TASK INSTRUCTIONS -> Give only the number of lines in the records below that contain the word "Recibos".

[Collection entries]
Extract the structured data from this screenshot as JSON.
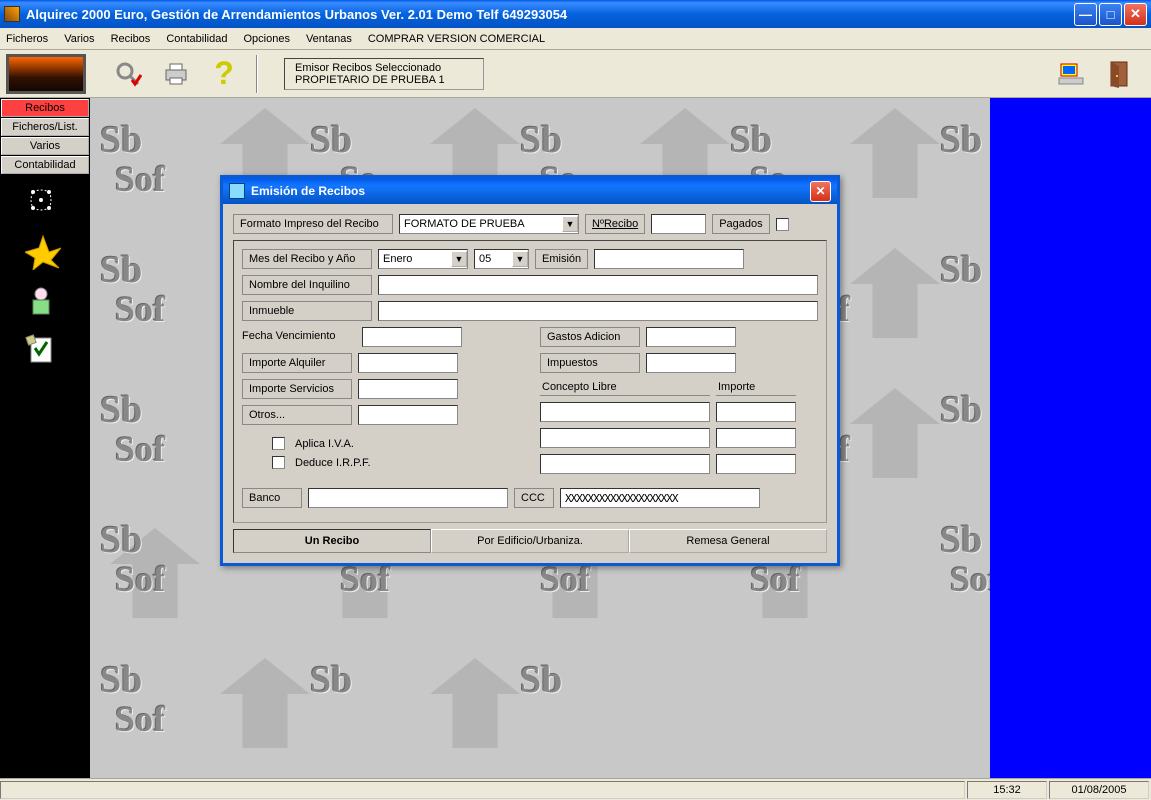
{
  "app_title": "Alquirec 2000 Euro, Gestión de Arrendamientos Urbanos Ver. 2.01 Demo Telf 649293054",
  "menu": [
    "Ficheros",
    "Varios",
    "Recibos",
    "Contabilidad",
    "Opciones",
    "Ventanas",
    "COMPRAR VERSION COMERCIAL"
  ],
  "toolbar": {
    "emisor_l1": "Emisor Recibos Seleccionado",
    "emisor_l2": "PROPIETARIO DE PRUEBA 1"
  },
  "sidebar": {
    "buttons": [
      "Recibos",
      "Ficheros/List.",
      "Varios",
      "Contabilidad"
    ],
    "active_index": 0
  },
  "dialog": {
    "title": "Emisión de Recibos",
    "formato_label": "Formato Impreso del Recibo",
    "formato_value": "FORMATO DE PRUEBA",
    "nrecibo_label": "NºRecibo",
    "nrecibo_value": "",
    "pagados_label": "Pagados",
    "mes_label": "Mes del Recibo y Año",
    "mes_value": "Enero",
    "ano_value": "05",
    "emision_label": "Emisión",
    "emision_value": "",
    "nombre_label": "Nombre del Inquilino",
    "nombre_value": "",
    "inmueble_label": "Inmueble",
    "inmueble_value": "",
    "fecha_venc_label": "Fecha Vencimiento",
    "fecha_venc_value": "",
    "imp_alq_label": "Importe Alquiler",
    "imp_alq_value": "",
    "imp_serv_label": "Importe Servicios",
    "imp_serv_value": "",
    "otros_label": "Otros...",
    "otros_value": "",
    "iva_label": "Aplica I.V.A.",
    "irpf_label": "Deduce I.R.P.F.",
    "gastos_label": "Gastos Adicion",
    "gastos_value": "",
    "impuestos_label": "Impuestos",
    "impuestos_value": "",
    "concepto_libre_label": "Concepto Libre",
    "importe_label": "Importe",
    "banco_label": "Banco",
    "banco_value": "",
    "ccc_label": "CCC",
    "ccc_value": "XXXXXXXXXXXXXXXXXXXX",
    "tabs": [
      "Un Recibo",
      "Por Edificio/Urbaniza.",
      "Remesa General"
    ],
    "active_tab": 0
  },
  "statusbar": {
    "time": "15:32",
    "date": "01/08/2005"
  }
}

RESULT OF THE TASK -> 4